[[ Provided material open ]]

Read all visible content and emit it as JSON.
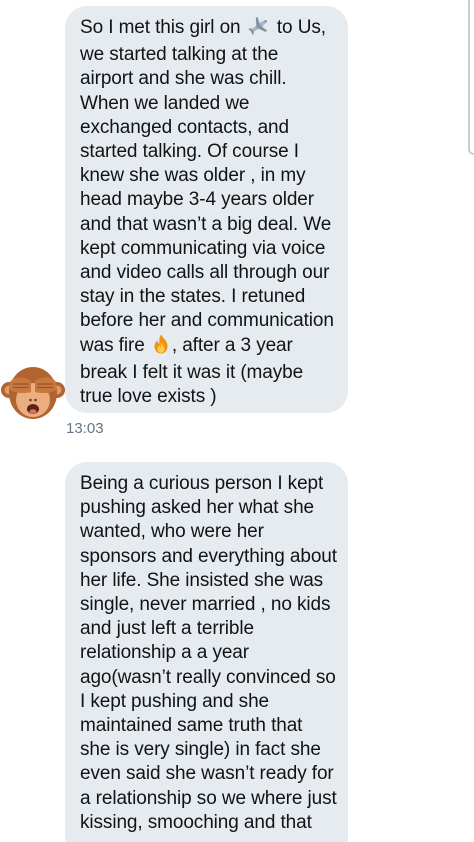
{
  "conversation": {
    "messages": [
      {
        "lines": [
          {
            "before": "So I met this girl on ",
            "emoji": "airplane-icon",
            "after": " to Us,"
          },
          {
            "text": "we started talking at the"
          },
          {
            "text": "airport and she was chill."
          },
          {
            "text": "When we landed we"
          },
          {
            "text": "exchanged contacts, and"
          },
          {
            "text": "started talking. Of course I"
          },
          {
            "text": "knew she was older , in my"
          },
          {
            "text": "head maybe 3-4 years older"
          },
          {
            "text": "and that wasn’t a big deal. We"
          },
          {
            "text": "kept communicating via voice"
          },
          {
            "text": "and video calls all through our"
          },
          {
            "text": "stay in the states. I retuned"
          },
          {
            "text": "before her and communication"
          },
          {
            "before": "was fire ",
            "emoji": "fire-icon",
            "after": ", after a 3 year"
          },
          {
            "text": "break I felt it was it (maybe"
          },
          {
            "text": "true love exists )"
          }
        ],
        "timestamp": "13:03",
        "sender_avatar": "see-no-evil-monkey-icon"
      },
      {
        "lines": [
          {
            "text": "Being a curious person I kept"
          },
          {
            "text": "pushing asked her what she"
          },
          {
            "text": "wanted, who were her"
          },
          {
            "text": "sponsors and everything about"
          },
          {
            "text": "her life. She insisted she was"
          },
          {
            "text": "single, never married , no kids"
          },
          {
            "text": "and just left a terrible"
          },
          {
            "text": "relationship a a year"
          },
          {
            "text": "ago(wasn’t really convinced so"
          },
          {
            "text": "I kept pushing and she"
          },
          {
            "text": "maintained same truth that"
          },
          {
            "text": "she is very single) in fact she"
          },
          {
            "text": "even said she wasn’t ready for"
          },
          {
            "text": "a relationship so we where just"
          },
          {
            "text": "kissing, smooching and that"
          }
        ]
      }
    ]
  },
  "colors": {
    "bubble_background": "#e6ebef",
    "text": "#111417",
    "timestamp": "#657786"
  }
}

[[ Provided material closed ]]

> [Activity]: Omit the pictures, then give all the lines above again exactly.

> [Result below]:
Read all visible content and emit it as JSON.
{
  "conversation": {
    "messages": [
      {
        "lines": [
          {
            "before": "So I met this girl on ",
            "emoji": "airplane-icon",
            "after": " to Us,"
          },
          {
            "text": "we started talking at the"
          },
          {
            "text": "airport and she was chill."
          },
          {
            "text": "When we landed we"
          },
          {
            "text": "exchanged contacts, and"
          },
          {
            "text": "started talking. Of course I"
          },
          {
            "text": "knew she was older , in my"
          },
          {
            "text": "head maybe 3-4 years older"
          },
          {
            "text": "and that wasn’t a big deal. We"
          },
          {
            "text": "kept communicating via voice"
          },
          {
            "text": "and video calls all through our"
          },
          {
            "text": "stay in the states. I retuned"
          },
          {
            "text": "before her and communication"
          },
          {
            "before": "was fire ",
            "emoji": "fire-icon",
            "after": ", after a 3 year"
          },
          {
            "text": "break I felt it was it (maybe"
          },
          {
            "text": "true love exists )"
          }
        ],
        "timestamp": "13:03",
        "sender_avatar": "see-no-evil-monkey-icon"
      },
      {
        "lines": [
          {
            "text": "Being a curious person I kept"
          },
          {
            "text": "pushing asked her what she"
          },
          {
            "text": "wanted, who were her"
          },
          {
            "text": "sponsors and everything about"
          },
          {
            "text": "her life. She insisted she was"
          },
          {
            "text": "single, never married , no kids"
          },
          {
            "text": "and just left a terrible"
          },
          {
            "text": "relationship a a year"
          },
          {
            "text": "ago(wasn’t really convinced so"
          },
          {
            "text": "I kept pushing and she"
          },
          {
            "text": "maintained same truth that"
          },
          {
            "text": "she is very single) in fact she"
          },
          {
            "text": "even said she wasn’t ready for"
          },
          {
            "text": "a relationship so we where just"
          },
          {
            "text": "kissing, smooching and that"
          }
        ]
      }
    ]
  },
  "colors": {
    "bubble_background": "#e6ebef",
    "text": "#111417",
    "timestamp": "#657786"
  }
}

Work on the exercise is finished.